Partnership with Bees

Partnership with Bees

Pollination is vital for the flowering plants that depends on the transfer of pollen from flower anther to stigma to reproduce. The anther is the top most part of the stamen, the flower’s male reproductive portion which produces and releases the pollen. The stigma, the top of flower’s female reproductive part, is covered in a sticky substance that catches and traps the pollen grains.

Depending on the specs of plants, the transfer of pollen from anther to stigma is achieved by various agents like wind, gravity, water, birds, bats or insects like beetles, butterflies and bees. The honey bees are the most Important pollinator as they pollinate 80% of our flowering plants/crops. World wide there are more than 20,000 bee species which occupy an Important ecological role a pollinators and are most dominant taxonomic group amongst the pollinators.

Bees provide a range of ecosystem services that contribute to the well being of people whilst maintaining the plant’s life support system.

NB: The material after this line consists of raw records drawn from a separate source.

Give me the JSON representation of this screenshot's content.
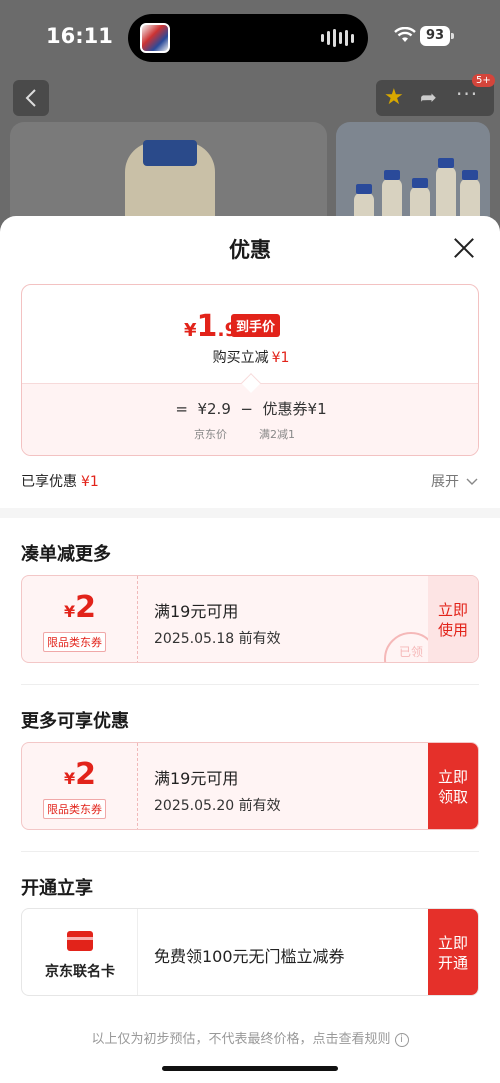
{
  "status": {
    "time": "16:11",
    "battery": "93"
  },
  "background_page": {
    "back_icon": "chevron-left-icon",
    "cart_badge": "5+"
  },
  "sheet": {
    "title": "优惠",
    "price_card": {
      "currency": "¥",
      "price_int": "1",
      "price_dec": ".9",
      "price_tag": "到手价",
      "reduce_label": "购买立减",
      "reduce_value": "¥1",
      "formula_eq": "=",
      "formula_price": "¥2.9",
      "formula_minus": "−",
      "formula_coupon": "优惠券¥1",
      "sub_price_label": "京东价",
      "sub_coupon_label": "满2减1"
    },
    "enjoyed_label": "已享优惠",
    "enjoyed_value": "¥1",
    "expand_label": "展开",
    "section_combine": {
      "title": "凑单减更多",
      "coupon": {
        "currency": "¥",
        "amount": "2",
        "tag": "限品类东券",
        "condition": "满19元可用",
        "expiry": "2025.05.18 前有效",
        "action_line1": "立即",
        "action_line2": "使用",
        "stamp": "已领"
      }
    },
    "section_more": {
      "title": "更多可享优惠",
      "coupon": {
        "currency": "¥",
        "amount": "2",
        "tag": "限品类东券",
        "condition": "满19元可用",
        "expiry": "2025.05.20 前有效",
        "action_line1": "立即",
        "action_line2": "领取"
      }
    },
    "section_open": {
      "title": "开通立享",
      "card_name": "京东联名卡",
      "description": "免费领100元无门槛立减券",
      "action_line1": "立即",
      "action_line2": "开通"
    },
    "footer_note": "以上仅为初步预估，不代表最终价格，点击查看规则"
  },
  "colors": {
    "accent_red": "#e2231a",
    "action_red": "#e5302a",
    "coupon_bg": "#fff4f4"
  }
}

Ecosystem services inherently contribute to achieving global sustainable development. Bee pollination has been identified as directly contributing to food security and biodiversity.

The contribution of wild and managed bees in pollinating wild plants in natural ecosystem and managed forests is well known. The biodiversity found within the forest provides critical range of ecosystem services including water cycle regulation and carbon sequestration. Bee pollinated planted plants provide a source of food for wild life and non-wood forest products for people. Bee keeping within forest boundaries can support forest conservation along side rural livelihoods.

Keeping bees provides opportunities for income diversity with low start-up costs, through diverse products and services including honey pollen, beeswax, propolis, royal jelly and pollination services.. Bee keeping, through pollination services help in increasing farm productivity.

The global decline of bee population poses serious threat to a wide variety of plants critical to human well-being and livelihood. The major reason for decline of bee population are:

  • Habitat loss due to intensive farming and land use change
  • Climate change
  • Extensive use of pesticides
  • Pests and Diseases
  • Invasive species of bees
  • Pollution

Organic farming initiatives with crop rotation and planting flowers for commercial use are some of the initiatives which can help in maintaining bee population.